pandemonium of tangerines,
inferno of irises,
all swirling and churning, swabbing,
like it was playing with us,
like we were nothing,
as if our whole lives were a preparation for this,
this for which nothing could have prepared us
and for which we could not have been less prepared.
The mockery of it all stung us bitterly.
And when it was finally over
we whimpered and cried and howled.
And then the streetlights came on as always
and we looked into one another's eyes--
ancient caves with still pools
and those little transparent fish
who have never seen even one ray of light.
And the calm that returned to us
was not even our own.
James Tate |
Jesus got up one day a little later than usual.
He had been dream-
ing so deep there was nothing left in his head.
What was it?
A nightmare, dead bodies walking all around him, eyes rolled
back, skin falling off.
But he wasn't afraid of that.
It was a beau-
How 'bout some coffee? Don't mind if I do.
Take a little
ride on my donkey, I love that donkey.
Hell, I love everybody.
James Tate |
After the burial
we returned to our units

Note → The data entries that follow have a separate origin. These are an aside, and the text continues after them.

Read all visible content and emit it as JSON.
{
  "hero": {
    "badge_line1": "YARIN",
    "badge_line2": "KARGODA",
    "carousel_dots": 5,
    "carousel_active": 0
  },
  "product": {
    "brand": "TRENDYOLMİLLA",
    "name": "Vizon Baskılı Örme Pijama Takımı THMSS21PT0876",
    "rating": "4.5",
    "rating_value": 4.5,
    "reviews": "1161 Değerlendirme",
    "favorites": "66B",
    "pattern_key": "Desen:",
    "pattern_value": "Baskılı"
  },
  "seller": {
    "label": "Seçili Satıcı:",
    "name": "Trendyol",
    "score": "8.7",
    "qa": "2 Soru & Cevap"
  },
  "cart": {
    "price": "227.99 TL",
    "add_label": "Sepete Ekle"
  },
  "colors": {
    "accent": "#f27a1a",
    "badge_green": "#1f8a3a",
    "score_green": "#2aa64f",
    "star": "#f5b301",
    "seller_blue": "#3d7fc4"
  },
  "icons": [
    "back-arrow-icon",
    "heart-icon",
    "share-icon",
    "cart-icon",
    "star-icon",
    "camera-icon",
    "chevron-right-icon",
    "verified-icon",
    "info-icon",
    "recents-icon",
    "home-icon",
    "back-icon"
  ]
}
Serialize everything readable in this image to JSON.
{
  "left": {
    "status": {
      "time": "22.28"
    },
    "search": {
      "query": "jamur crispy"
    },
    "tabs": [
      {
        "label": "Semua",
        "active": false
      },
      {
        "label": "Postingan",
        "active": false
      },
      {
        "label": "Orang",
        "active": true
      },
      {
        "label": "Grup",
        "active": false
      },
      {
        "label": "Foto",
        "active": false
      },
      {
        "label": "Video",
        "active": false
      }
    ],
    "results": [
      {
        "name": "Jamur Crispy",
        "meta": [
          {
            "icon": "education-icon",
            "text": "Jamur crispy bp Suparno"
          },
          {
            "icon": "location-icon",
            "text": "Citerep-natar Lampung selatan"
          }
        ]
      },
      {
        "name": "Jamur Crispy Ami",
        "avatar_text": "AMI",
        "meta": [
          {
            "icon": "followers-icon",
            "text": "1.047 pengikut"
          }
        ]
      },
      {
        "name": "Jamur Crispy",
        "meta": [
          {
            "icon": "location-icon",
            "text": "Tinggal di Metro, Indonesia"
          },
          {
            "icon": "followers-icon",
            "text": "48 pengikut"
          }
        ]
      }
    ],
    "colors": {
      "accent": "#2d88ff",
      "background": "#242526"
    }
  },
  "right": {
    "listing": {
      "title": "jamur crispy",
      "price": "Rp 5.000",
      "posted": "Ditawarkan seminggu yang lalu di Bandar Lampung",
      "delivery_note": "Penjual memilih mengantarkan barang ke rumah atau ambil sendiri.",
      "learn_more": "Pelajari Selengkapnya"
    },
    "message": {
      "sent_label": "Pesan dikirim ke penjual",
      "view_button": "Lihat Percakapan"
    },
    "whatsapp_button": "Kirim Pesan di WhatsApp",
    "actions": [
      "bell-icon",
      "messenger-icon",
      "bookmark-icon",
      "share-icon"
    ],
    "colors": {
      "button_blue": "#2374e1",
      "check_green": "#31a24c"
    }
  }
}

and assumed our poses.
Our posture was the new posture
and not the old sick posture.
When we left our stations
it was just to prove we could,
not a serious departure
or a search for yet another beginning.
We were done with all that.
We were settled in, as they say,
though it might have been otherwise.
What a story!
After the burial we returned to our units
and here is where I am experiencing
that lag kicking syndrome thing.
My leg, for no apparent reason,
flies around the room kicking stuff,
well, whatever is in its way,
like a screen or a watering can.
Those are just two examples
and indeed I could give many more.
I could construct a catalogue
of the things it kicks,
perhaps I will do that later.
We'll just have to see if it's really wanted.
Or I could do a little now
and then return to listing later.
It kicked the scrimshaw collection,
yes it did.
It kicked the ocelot,
which was rude and uncalled for,
and yes hurtful.
the guacamole right out of its bowl,
which made for a grubby
and potentially dangerous workplace.
I was out testing the new speed bump
when it kicked the Viscountess,
which she probably deserved,
and I was happy, needless to say,
to not be a witness.
The kicking subsided for a while,
nobody was keeping track of time
at that time so it is impossible
to fill out the forms accurately.
Suffice it to say we remained
at our units on constant alert.
And then it kicked over the little cow town
we had set up for punching and that sort of thing,
a covered wagon filled with cover girls.
But now it was kicked over
and we had a moment of silence,
but it was clear to me
that many of our minions
were getting tetchy
and some of them were getting tetchier.
And then it kicked a particularly treasured snuff box
which, legend has it, once belonged to somebody
named Bob Mackey, so we were understandably
saddened and returned to our units rather weary.
No one seemed to think I was in the least bit culpable.
It was my leg, of course, that was doing the actual kicking,
of that I am almost certain.
At any rate, we decided to bury it.
After the burial we returned to our units
and assumed our poses.
A little bit of time passed, not much,
and then John's leg started acting suspicious.
It looked like it wanted to kick the replica
of the White House we keep on hand
just for situations such as this.
And then, sure enough, it did.